▶ _INPUT DATA_:
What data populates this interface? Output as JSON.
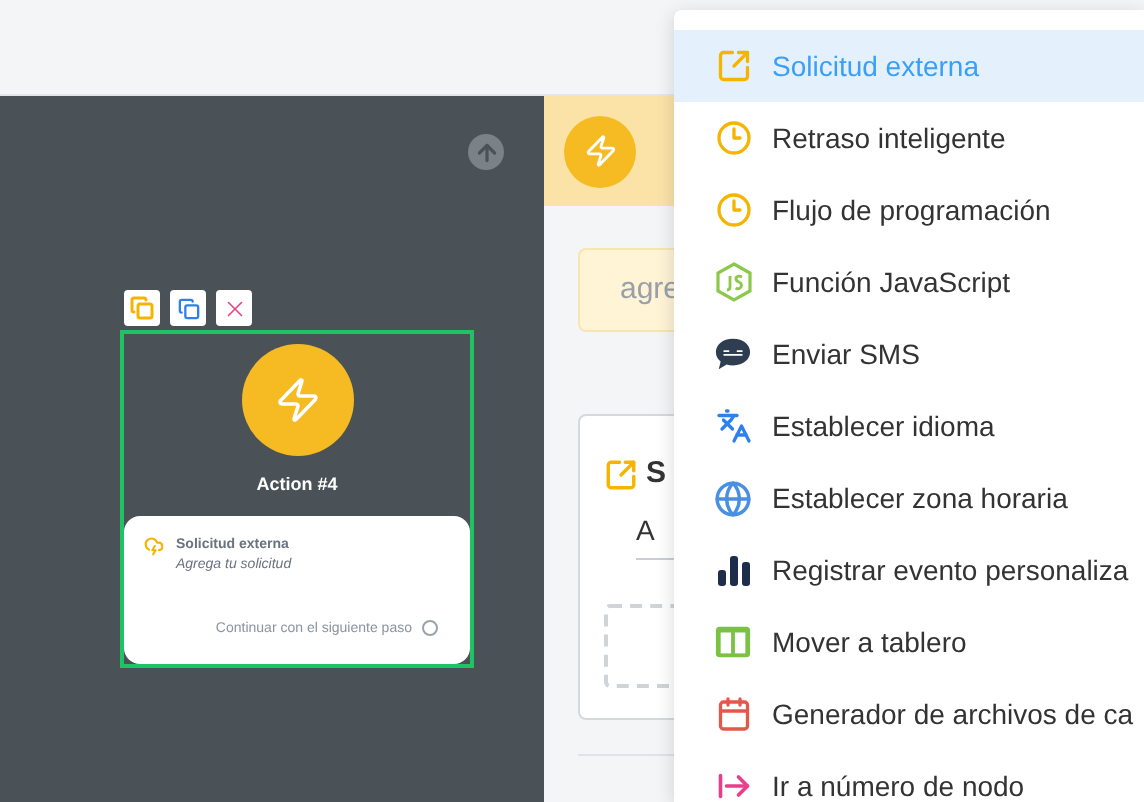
{
  "canvas": {
    "node": {
      "title": "Action #4",
      "selected": true,
      "step": {
        "title": "Solicitud externa",
        "subtitle": "Agrega tu solicitud",
        "next_label": "Continuar con el siguiente paso"
      }
    }
  },
  "panel": {
    "note": "agre",
    "card": {
      "title": "S",
      "tab": "A"
    }
  },
  "menu": {
    "items": [
      {
        "label": "Solicitud externa",
        "kind": "external",
        "selected": true
      },
      {
        "label": "Retraso inteligente",
        "kind": "clock",
        "selected": false
      },
      {
        "label": "Flujo de programación",
        "kind": "clock",
        "selected": false
      },
      {
        "label": "Función JavaScript",
        "kind": "js",
        "selected": false
      },
      {
        "label": "Enviar SMS",
        "kind": "sms",
        "selected": false
      },
      {
        "label": "Establecer idioma",
        "kind": "language",
        "selected": false
      },
      {
        "label": "Establecer zona horaria",
        "kind": "globe",
        "selected": false
      },
      {
        "label": "Registrar evento personaliza",
        "kind": "chart",
        "selected": false
      },
      {
        "label": "Mover a tablero",
        "kind": "board",
        "selected": false
      },
      {
        "label": "Generador de archivos de ca",
        "kind": "calendar",
        "selected": false
      },
      {
        "label": "Ir a número de nodo",
        "kind": "goto",
        "selected": false
      }
    ]
  }
}
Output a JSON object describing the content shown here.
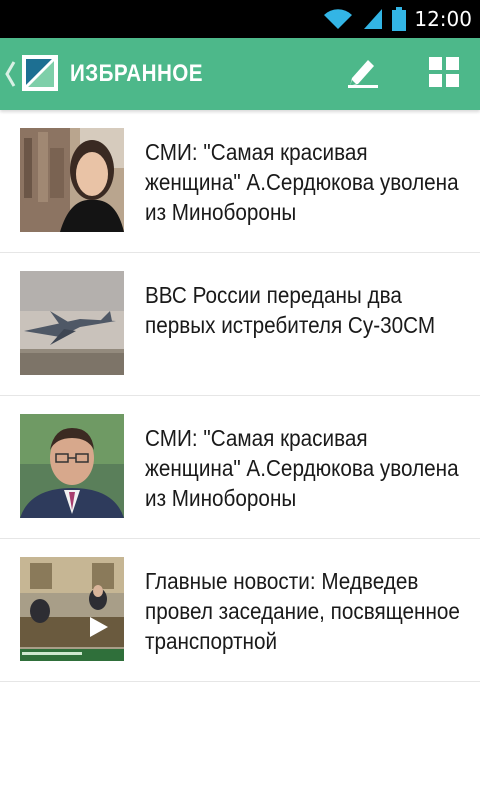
{
  "status_bar": {
    "time": "12:00",
    "icons": [
      "wifi-icon",
      "signal-icon",
      "battery-icon"
    ]
  },
  "action_bar": {
    "title": "ИЗБРАННОЕ",
    "background_color": "#4db88a",
    "icons": [
      "back-chevron-icon",
      "app-logo-icon",
      "edit-icon",
      "grid-view-icon"
    ]
  },
  "news": [
    {
      "headline": "СМИ: \"Самая красивая женщина\" А.Сердюкова уволена из Минобороны",
      "thumbnail": "woman-portrait-image"
    },
    {
      "headline": "ВВС России переданы два первых истребителя Су-30СМ",
      "thumbnail": "fighter-jet-image"
    },
    {
      "headline": "СМИ: \"Самая красивая женщина\" А.Сердюкова уволена из Минобороны",
      "thumbnail": "man-portrait-image"
    },
    {
      "headline": "Главные новости: Медведев провел заседание, посвященное транспортной",
      "thumbnail": "video-meeting-image"
    }
  ]
}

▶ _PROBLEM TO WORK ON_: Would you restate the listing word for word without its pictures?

▶ _ANSWER SPACE_:
What data populates this interface? Output as JSON.
{
  "canvas": {
    "node": {
      "title": "Action #4",
      "selected": true,
      "step": {
        "title": "Solicitud externa",
        "subtitle": "Agrega tu solicitud",
        "next_label": "Continuar con el siguiente paso"
      }
    }
  },
  "panel": {
    "note": "agre",
    "card": {
      "title": "S",
      "tab": "A"
    }
  },
  "menu": {
    "items": [
      {
        "label": "Solicitud externa",
        "kind": "external",
        "selected": true
      },
      {
        "label": "Retraso inteligente",
        "kind": "clock",
        "selected": false
      },
      {
        "label": "Flujo de programación",
        "kind": "clock",
        "selected": false
      },
      {
        "label": "Función JavaScript",
        "kind": "js",
        "selected": false
      },
      {
        "label": "Enviar SMS",
        "kind": "sms",
        "selected": false
      },
      {
        "label": "Establecer idioma",
        "kind": "language",
        "selected": false
      },
      {
        "label": "Establecer zona horaria",
        "kind": "globe",
        "selected": false
      },
      {
        "label": "Registrar evento personaliza",
        "kind": "chart",
        "selected": false
      },
      {
        "label": "Mover a tablero",
        "kind": "board",
        "selected": false
      },
      {
        "label": "Generador de archivos de ca",
        "kind": "calendar",
        "selected": false
      },
      {
        "label": "Ir a número de nodo",
        "kind": "goto",
        "selected": false
      }
    ]
  }
}
Output a JSON object describing the content shown here.
{
  "status_bar": {
    "time": "12:00",
    "icons": [
      "wifi-icon",
      "signal-icon",
      "battery-icon"
    ]
  },
  "action_bar": {
    "title": "ИЗБРАННОЕ",
    "background_color": "#4db88a",
    "icons": [
      "back-chevron-icon",
      "app-logo-icon",
      "edit-icon",
      "grid-view-icon"
    ]
  },
  "news": [
    {
      "headline": "СМИ: \"Самая красивая женщина\" А.Сердюкова уволена из Минобороны",
      "thumbnail": "woman-portrait-image"
    },
    {
      "headline": "ВВС России переданы два первых истребителя Су-30СМ",
      "thumbnail": "fighter-jet-image"
    },
    {
      "headline": "СМИ: \"Самая красивая женщина\" А.Сердюкова уволена из Минобороны",
      "thumbnail": "man-portrait-image"
    },
    {
      "headline": "Главные новости: Медведев провел заседание, посвященное транспортной",
      "thumbnail": "video-meeting-image"
    }
  ]
}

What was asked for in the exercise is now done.